For the first time in its history, the Stanford Concert Network (SCN) is spearheaded by an all-female leadership team. Directors Kimberly Batdorf ’22, Mira Guleri ’23 and Caroline Hallee ’22 spoke with The Daily over email about how they’re handling Stanford’s unprecedented excitement for the return to live music.
The SCN team said they are well aware of the gender imbalance that pervades every facet of the music industry. A recent study conducted by the USC Annenberg School found that only about one in five popular music artists are women. Even worse are the figures for songwriting and production, where female producers can be outnumbered by as many as 38 to one; just as with film, the music industry seems to accept female talent while simultaneously keeping women out of creative control. Batdorf said that she’s excited to work with her co-directors to shape inclusive spaces, whether in SCN’s internal meetings or at their shows.
“As a CS major, I thought I had my fair share when it came to gender imbalanced spaces, but I’ve quickly learned that the music industry is the same way, whether you’re talking about execs or what performers are being booked,” Batdorf wrote. “Entering the music industry can be extremely intimidating for those coming from marginalized backgrounds, and my hope is that we can be a welcoming team toward whomever is passionate about music and wants to learn more.”
The directors have looked to diversify the musical styles of booked artists in conjunction with their diversified leadership team, according to Hallee. Incorporating high-energy genres like reggaeton, rap and punk into this year’s lineup, the directors hope to match the Stanford community’s excitement about coming back to campus.
“Working with SCN is a huge privilege that comes with the responsibility of representing the student body well, and we are always excited to uplift rising artists and to offer them a stage — especially those artists who may not be well-represented,” Batdorf said. “It’s definitely exciting to have the opportunity to redress the disparities that exist in the world of music.”
Despite complications presented by COVID-19, SCN maintained its operations last year. Live-streamed shows on YouTube and Twitch replaced in-person concerts, requiring SCN and its leadership to relearn large portions of the concert-production process. Still, Hallee wrote that the switch to virtual planning “allowed our team to be more creative in thinking about what a concert can look like.” Their pandemic introduction of co-sponsored concerts — collaborating with organizations like Stanford Basic Needs and the Office for Spiritual and Religious Life — opened many doors for the group; co-sponsorships are set to become an SCN norm going forward.
Now on campus, SCN has been working tirelessly to meet students’ demand for live performances. Their first concert, featuring Ric Wilson, had to close admission after exceeding the 250-guest limit.

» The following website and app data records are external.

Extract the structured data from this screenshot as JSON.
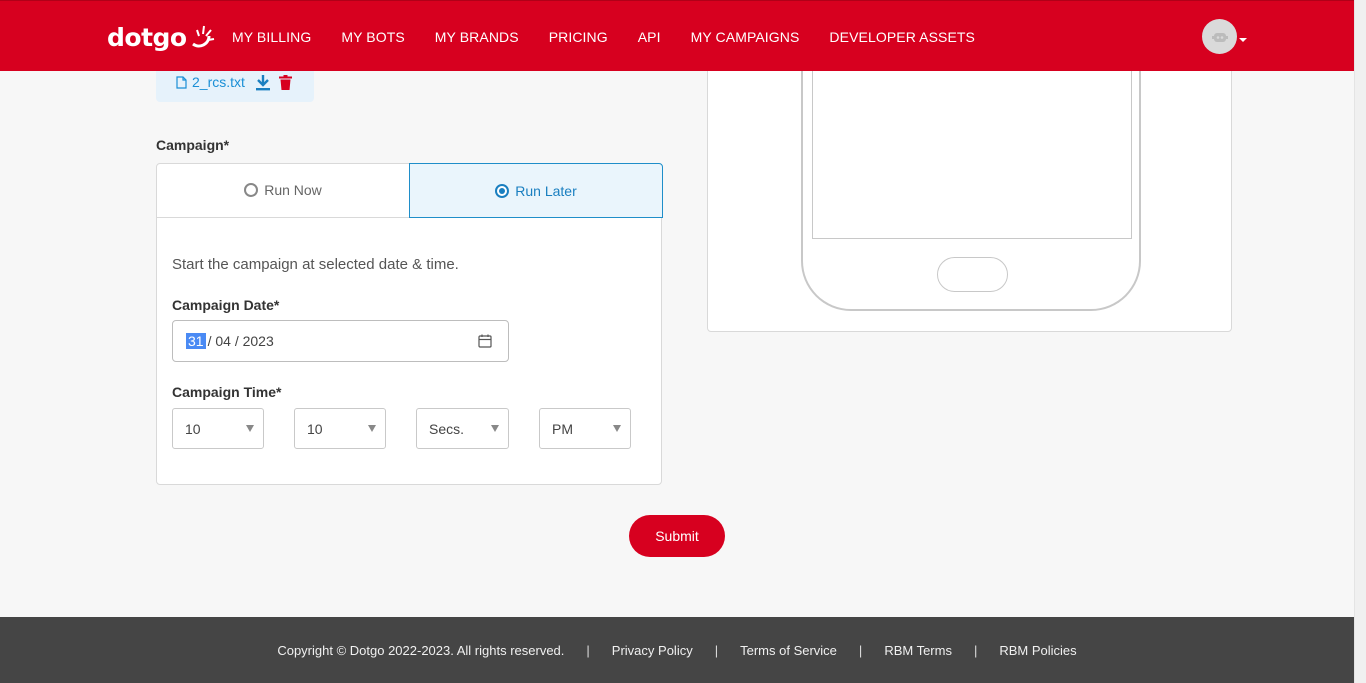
{
  "brand": {
    "logo_text": "dotgo",
    "accent": "#d7001f"
  },
  "nav": {
    "items": [
      "MY BILLING",
      "MY BOTS",
      "MY BRANDS",
      "PRICING",
      "API",
      "MY CAMPAIGNS",
      "DEVELOPER ASSETS"
    ]
  },
  "file": {
    "name": "2_rcs.txt",
    "icons": [
      "file-icon",
      "download-icon",
      "trash-icon"
    ]
  },
  "campaign": {
    "label": "Campaign*",
    "tabs": [
      {
        "label": "Run Now",
        "selected": false
      },
      {
        "label": "Run Later",
        "selected": true
      }
    ],
    "description": "Start the campaign at selected date & time.",
    "date_label": "Campaign Date*",
    "date": {
      "day": "31",
      "rest": "/ 04 / 2023"
    },
    "time_label": "Campaign Time*",
    "time": {
      "hours": "10",
      "minutes": "10",
      "seconds": "Secs.",
      "ampm": "PM"
    }
  },
  "submit_label": "Submit",
  "footer": {
    "copyright": "Copyright © Dotgo 2022-2023. All rights reserved.",
    "separator": "|",
    "links": [
      "Privacy Policy",
      "Terms of Service",
      "RBM Terms",
      "RBM Policies"
    ]
  }
}
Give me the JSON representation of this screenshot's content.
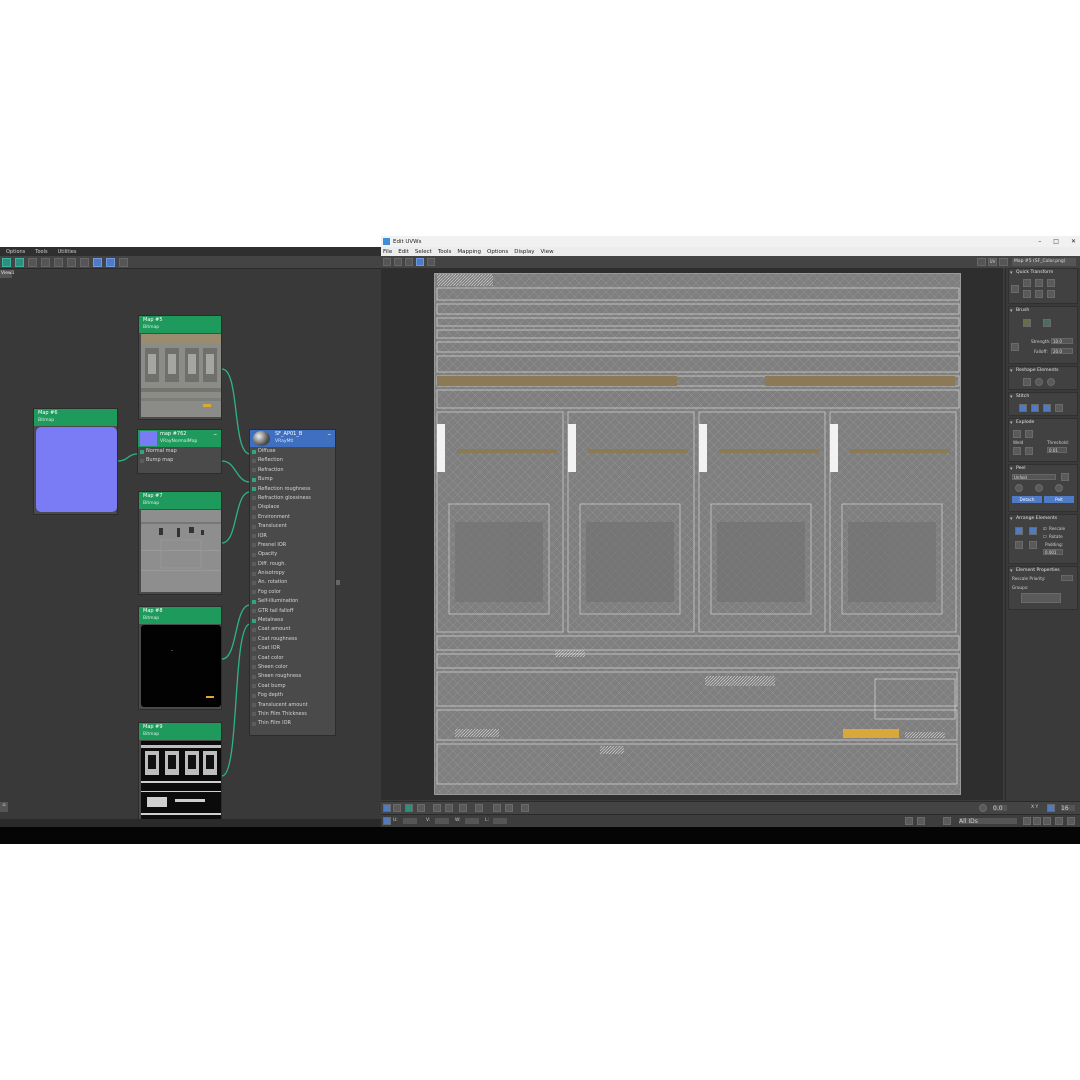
{
  "slate": {
    "menu": [
      "Options",
      "Tools",
      "Utilities"
    ],
    "view_tab": "View1",
    "nodes": {
      "map5": {
        "title": "Map #5",
        "type": "Bitmap"
      },
      "map6": {
        "title": "Map #6",
        "type": "Bitmap"
      },
      "map762": {
        "title": "map #762",
        "type": "VRayNormalMap",
        "slots": [
          "Normal map",
          "Bump map"
        ]
      },
      "map7": {
        "title": "Map #7",
        "type": "Bitmap"
      },
      "map8": {
        "title": "Map #8",
        "type": "Bitmap"
      },
      "map9": {
        "title": "Map #9",
        "type": "Bitmap"
      },
      "material": {
        "title": "SF_AP01_B",
        "type": "VRayMtl",
        "slots": [
          {
            "label": "Diffuse",
            "connected": true
          },
          {
            "label": "Reflection",
            "connected": false
          },
          {
            "label": "Refraction",
            "connected": false
          },
          {
            "label": "Bump",
            "connected": true
          },
          {
            "label": "Reflection roughness",
            "connected": true
          },
          {
            "label": "Refraction glossiness",
            "connected": false
          },
          {
            "label": "Displace",
            "connected": false
          },
          {
            "label": "Environment",
            "connected": false
          },
          {
            "label": "Translucent",
            "connected": false
          },
          {
            "label": "IOR",
            "connected": false
          },
          {
            "label": "Fresnel IOR",
            "connected": false
          },
          {
            "label": "Opacity",
            "connected": false
          },
          {
            "label": "Diff. rough.",
            "connected": false
          },
          {
            "label": "Anisotropy",
            "connected": false
          },
          {
            "label": "An. rotation",
            "connected": false
          },
          {
            "label": "Fog color",
            "connected": false
          },
          {
            "label": "Self-illumination",
            "connected": true
          },
          {
            "label": "GTR tail falloff",
            "connected": false
          },
          {
            "label": "Metalness",
            "connected": true
          },
          {
            "label": "Coat amount",
            "connected": false
          },
          {
            "label": "Coat roughness",
            "connected": false
          },
          {
            "label": "Coat IOR",
            "connected": false
          },
          {
            "label": "Coat color",
            "connected": false
          },
          {
            "label": "Sheen color",
            "connected": false
          },
          {
            "label": "Sheen roughness",
            "connected": false
          },
          {
            "label": "Coat bump",
            "connected": false
          },
          {
            "label": "Fog depth",
            "connected": false
          },
          {
            "label": "Translucent amount",
            "connected": false
          },
          {
            "label": "Thin Film Thickness",
            "connected": false
          },
          {
            "label": "Thin Film IOR",
            "connected": false
          }
        ]
      }
    }
  },
  "uvw": {
    "title": "Edit UVWs",
    "window_controls": [
      "–",
      "□",
      "✕"
    ],
    "menu": [
      "File",
      "Edit",
      "Select",
      "Tools",
      "Mapping",
      "Options",
      "Display",
      "View"
    ],
    "map_dropdown": "Map #5 (SF_Color.png)",
    "uv_label": "UV",
    "panel": {
      "quick_transform": "Quick Transform",
      "brush": "Brush",
      "strength_label": "Strength:",
      "strength_value": "10.0",
      "falloff_label": "Falloff:",
      "falloff_value": "20.0",
      "reshape": "Reshape Elements",
      "stitch": "Stitch",
      "explode": "Explode",
      "weld": "Weld",
      "threshold_label": "Threshold:",
      "threshold_value": "0.01",
      "peel": "Peel",
      "peel_mode": "Unfold",
      "detach": "Detach",
      "pelt": "Pelt",
      "arrange": "Arrange Elements",
      "rescale": "Rescale",
      "rotate": "Rotate",
      "padding_label": "Padding:",
      "padding_value": "0.001",
      "element_props": "Element Properties",
      "rescale_priority": "Rescale Priority:",
      "groups": "Groups:"
    },
    "bottom": {
      "u_label": "U:",
      "v_label": "V:",
      "w_label": "W:",
      "l_label": "L:",
      "zoom_value": "0.0",
      "xy_label": "X Y",
      "grid_value": "16",
      "all_ids": "All IDs"
    }
  },
  "colors": {
    "node_header": "#1f9a5d",
    "material_header": "#3e6fc0",
    "wire": "#2fb38a",
    "normal_map": "#7a7cf5",
    "accent": "#4e7ac6"
  }
}
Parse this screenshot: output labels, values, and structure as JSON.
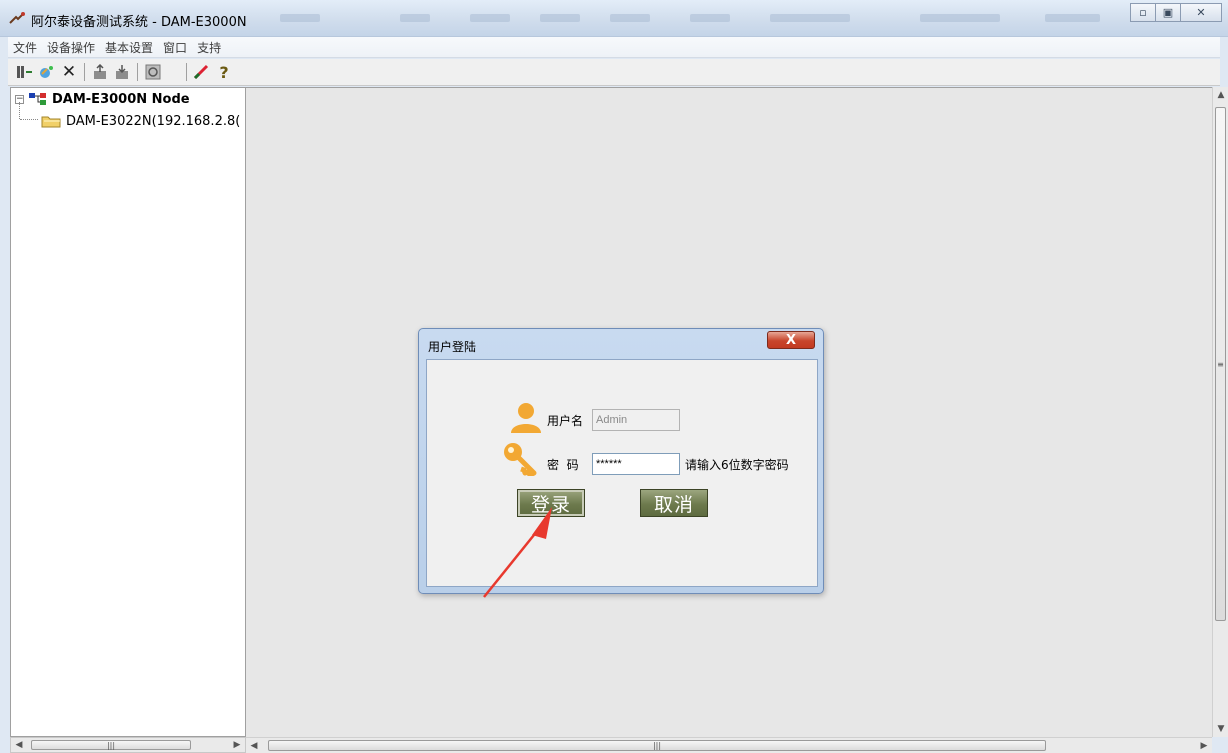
{
  "window": {
    "title": "阿尔泰设备测试系统 - DAM-E3000N"
  },
  "menu": {
    "items": [
      "文件",
      "设备操作",
      "基本设置",
      "窗口",
      "支持"
    ]
  },
  "toolbar": {
    "icons": [
      "connect-icon",
      "search-device-icon",
      "disconnect-icon",
      "upload-icon",
      "download-icon",
      "settings-icon",
      "edit-icon",
      "help-icon"
    ]
  },
  "tree": {
    "root_label": "DAM-E3000N Node",
    "child_label": "DAM-E3022N(192.168.2.8("
  },
  "dialog": {
    "title": "用户登陆",
    "close_label": "X",
    "username_label": "用户名",
    "username_value": "Admin",
    "password_label": "密  码",
    "password_value": "******",
    "password_hint": "请输入6位数字密码",
    "login_label": "登录",
    "cancel_label": "取消"
  },
  "colors": {
    "annotation_arrow": "#e8392e",
    "dialog_button": "#6d7a4d",
    "close_button": "#c8452c"
  }
}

“Resuming the club in person this year has required extra legwork, but has been doubly exciting and rewarding,” Guleri said. “I was particularly eager to direct this year because of the build-up and excitement in the concert space, at Stanford and otherwise, for the first shows since COVID. I know everyone missed live shows, and I wanted to be leading the team working doubly hard to make up for lost time.”
Hallee has also noticed a growing campus interest within SCN: “Our first few meetings have been packed, and we’re working to channel this energy into building strong teams of new members and a full calendar of shows.”
Still, the club’s plans and aspirations for the upcoming season are continuously expanding. In addition to curating live music, Batdorf is shifting its focus to rising Bay Area musicians: “We hope that we can make our campus feel a little less like a bubble while also giving back to our surrounding communities by offering a stage to local artists.”